Directions for this task
Write the records out once more, exactly as they appear below.
━━━ Provided data ━━━
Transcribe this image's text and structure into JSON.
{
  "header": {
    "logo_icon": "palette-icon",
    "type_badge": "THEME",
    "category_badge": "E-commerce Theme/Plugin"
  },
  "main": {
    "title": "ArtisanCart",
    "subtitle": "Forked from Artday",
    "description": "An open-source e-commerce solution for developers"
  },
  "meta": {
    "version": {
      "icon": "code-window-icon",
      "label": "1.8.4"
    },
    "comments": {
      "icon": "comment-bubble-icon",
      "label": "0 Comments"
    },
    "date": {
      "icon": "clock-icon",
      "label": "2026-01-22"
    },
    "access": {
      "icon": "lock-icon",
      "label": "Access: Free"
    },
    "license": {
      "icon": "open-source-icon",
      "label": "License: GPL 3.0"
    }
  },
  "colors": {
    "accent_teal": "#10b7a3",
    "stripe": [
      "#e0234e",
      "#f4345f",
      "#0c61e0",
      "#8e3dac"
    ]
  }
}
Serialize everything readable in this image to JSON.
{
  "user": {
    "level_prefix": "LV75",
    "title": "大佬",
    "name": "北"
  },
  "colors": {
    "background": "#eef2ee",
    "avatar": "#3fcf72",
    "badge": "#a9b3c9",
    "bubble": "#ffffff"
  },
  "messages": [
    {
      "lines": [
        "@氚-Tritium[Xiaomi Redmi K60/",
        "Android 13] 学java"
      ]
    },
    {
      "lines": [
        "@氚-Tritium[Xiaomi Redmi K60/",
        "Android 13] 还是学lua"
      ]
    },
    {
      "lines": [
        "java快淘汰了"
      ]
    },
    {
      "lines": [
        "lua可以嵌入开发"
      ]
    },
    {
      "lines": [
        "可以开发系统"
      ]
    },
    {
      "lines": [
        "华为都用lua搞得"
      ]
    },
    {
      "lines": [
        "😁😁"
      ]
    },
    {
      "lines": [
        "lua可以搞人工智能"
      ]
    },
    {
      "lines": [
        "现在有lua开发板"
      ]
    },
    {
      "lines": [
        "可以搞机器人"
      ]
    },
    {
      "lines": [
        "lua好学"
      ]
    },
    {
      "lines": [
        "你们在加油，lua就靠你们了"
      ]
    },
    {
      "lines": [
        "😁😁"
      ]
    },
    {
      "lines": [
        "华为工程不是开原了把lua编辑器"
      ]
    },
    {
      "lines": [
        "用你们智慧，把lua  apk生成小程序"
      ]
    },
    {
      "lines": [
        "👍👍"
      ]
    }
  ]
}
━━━
Written solution
Transcribe this image's text and structure into JSON.
{
  "header": {
    "logo_icon": "palette-icon",
    "type_badge": "THEME",
    "category_badge": "E-commerce Theme/Plugin"
  },
  "main": {
    "title": "ArtisanCart",
    "subtitle": "Forked from Artday",
    "description": "An open-source e-commerce solution for developers"
  },
  "meta": {
    "version": {
      "icon": "code-window-icon",
      "label": "1.8.4"
    },
    "comments": {
      "icon": "comment-bubble-icon",
      "label": "0 Comments"
    },
    "date": {
      "icon": "clock-icon",
      "label": "2026-01-22"
    },
    "access": {
      "icon": "lock-icon",
      "label": "Access: Free"
    },
    "license": {
      "icon": "open-source-icon",
      "label": "License: GPL 3.0"
    }
  },
  "colors": {
    "accent_teal": "#10b7a3",
    "stripe": [
      "#e0234e",
      "#f4345f",
      "#0c61e0",
      "#8e3dac"
    ]
  }
}
Serialize everything readable in this image to JSON.
{
  "user": {
    "level_prefix": "LV75",
    "title": "大佬",
    "name": "北"
  },
  "colors": {
    "background": "#eef2ee",
    "avatar": "#3fcf72",
    "badge": "#a9b3c9",
    "bubble": "#ffffff"
  },
  "messages": [
    {
      "lines": [
        "@氚-Tritium[Xiaomi Redmi K60/",
        "Android 13] 学java"
      ]
    },
    {
      "lines": [
        "@氚-Tritium[Xiaomi Redmi K60/",
        "Android 13] 还是学lua"
      ]
    },
    {
      "lines": [
        "java快淘汰了"
      ]
    },
    {
      "lines": [
        "lua可以嵌入开发"
      ]
    },
    {
      "lines": [
        "可以开发系统"
      ]
    },
    {
      "lines": [
        "华为都用lua搞得"
      ]
    },
    {
      "lines": [
        "😁😁"
      ]
    },
    {
      "lines": [
        "lua可以搞人工智能"
      ]
    },
    {
      "lines": [
        "现在有lua开发板"
      ]
    },
    {
      "lines": [
        "可以搞机器人"
      ]
    },
    {
      "lines": [
        "lua好学"
      ]
    },
    {
      "lines": [
        "你们在加油，lua就靠你们了"
      ]
    },
    {
      "lines": [
        "😁😁"
      ]
    },
    {
      "lines": [
        "华为工程不是开原了把lua编辑器"
      ]
    },
    {
      "lines": [
        "用你们智慧，把lua  apk生成小程序"
      ]
    },
    {
      "lines": [
        "👍👍"
      ]
    }
  ]
}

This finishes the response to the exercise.